1. Learn The Language Of Each Social Media Network
Before you start cross-posting content, you first need to learn how each individual social network operates, and it’s unique capabilities and functions.
Learn all the network specific tools you have available to use. You’ll need to figure this out in order to decide how you can optimize each post for each network, and/or how you can make your individual post work on each. We’ll get into more details about this later in this post.
2. Does The Post Belong On This Channel?
Not every post will work on every social platform – and that’s okay.
Take your overall strategy and your network strategy into consideration. You should also take the tone of the network into consideration.

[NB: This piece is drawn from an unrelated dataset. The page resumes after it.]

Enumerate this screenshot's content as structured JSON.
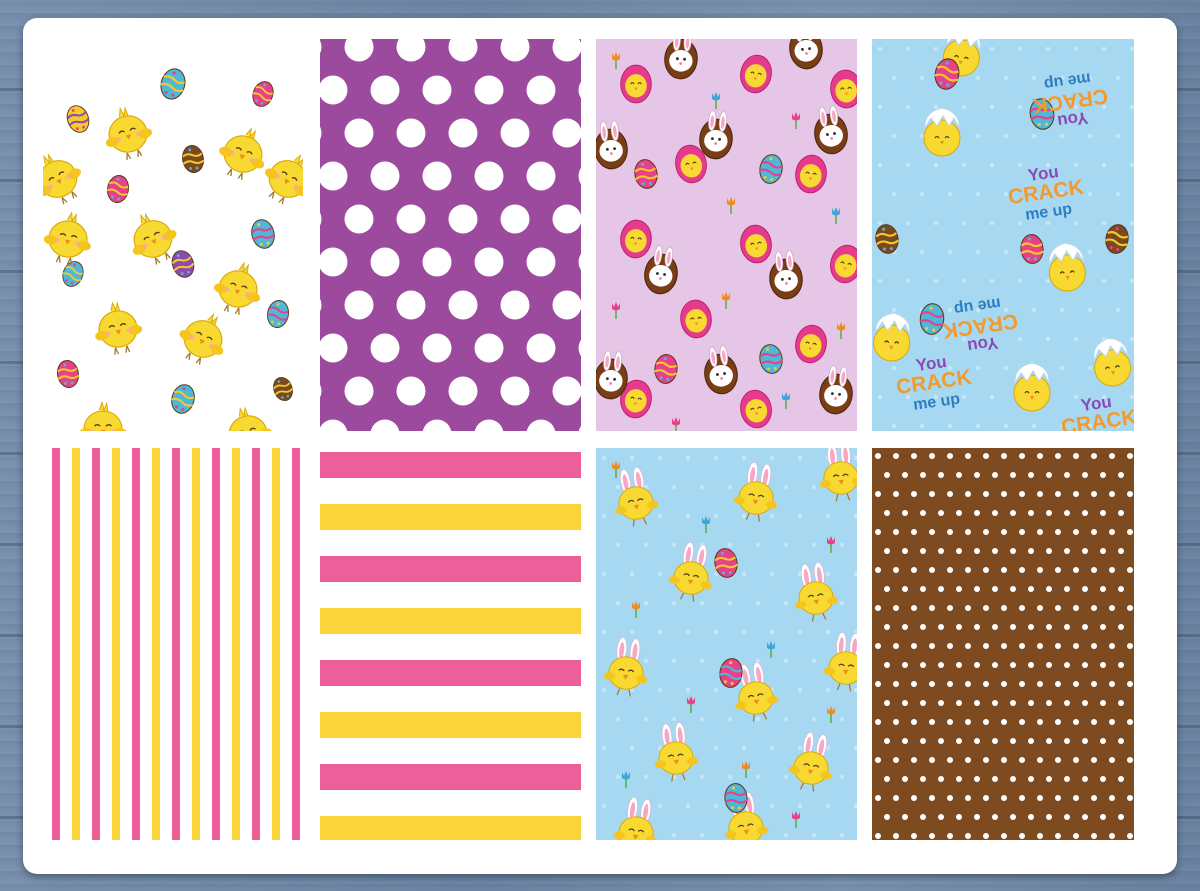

For example, if you’re doing a fun, behind the scenes post of your team’s lunch spread, it might not make sense to post a picture to your company's LinkedIn page - but it could be great content for Instagram, or even your brand's Instagram Story.
This also gives you the opportunity to get a little creative if you do want to post the same content on each network, more about that in the next section.
3. Optimize Content For Each Network
Once you’re familiar with how each of the networks you’re posting to functions, you’ll want to optimize the content you're cross-posting for each specific network.
This is where the steps we just talked about come in handy - you can transform each post to work with the network you’re posting to, giving you an opportunity to flex your creative skills and use those network specific tools to make your posts more dynamic and show your audience you know what you’re doing.
Some posts will be fine to keep mostly the same with small tweaks. This includes shortening or lengthening captions to meet character limits, adding or taking away hashtags, and playing with wording. For example, you may post longer captions on LinkedIn or Facebook and shorter ones on Twitter.
Other posts will be complete revamps, taking into account which network/s they’ll be posted to, and this is where you can take advantage of network specific tools.
In the example below I'm asking my followers to join my list. With my tweet, I've used a Twitter Card, while on Facebook I went with an image and a link within the caption (I also changed the wording a little).
Take into consideration which formats work best on each network, and for your audience as well.
For example, I work with a client who’s Facebook Page audience reacts well to links (and they wanted to keep their Facebook as a resource for links to content). So when we post a blog article on Facebook, and we think it’s information we’d also like to share on Instagram, we have to adjust. We pull key stats from the post, and include them in our caption as a synopsis of the article we post on Facebook.
It’s the same piece of content, we just tweak our delivery to match the network format and language.
4. Schedule According To Each Network’s Peak Time
The last consideration of proper cross-posting on social media is to schedule posts for the individual peak times on each social media network - and again, relative to your unique audience on each.
This will ensure you're posting when the most amount of people will see it, per network, maximizing your opportunities for success.
Hopefully these steps will help you get a little more dynamic with your cross-posting on social media, and avoid the seemingly time-saving trap of simply automating your tweets to post to Facebook, or your Instagram Stories content to cross over to Facebook Stories (note: Facebook Stories don't allow links, so links you post in your Instagram Stories won't work).
A version of this post was first published on Dhariana Lozano's blog.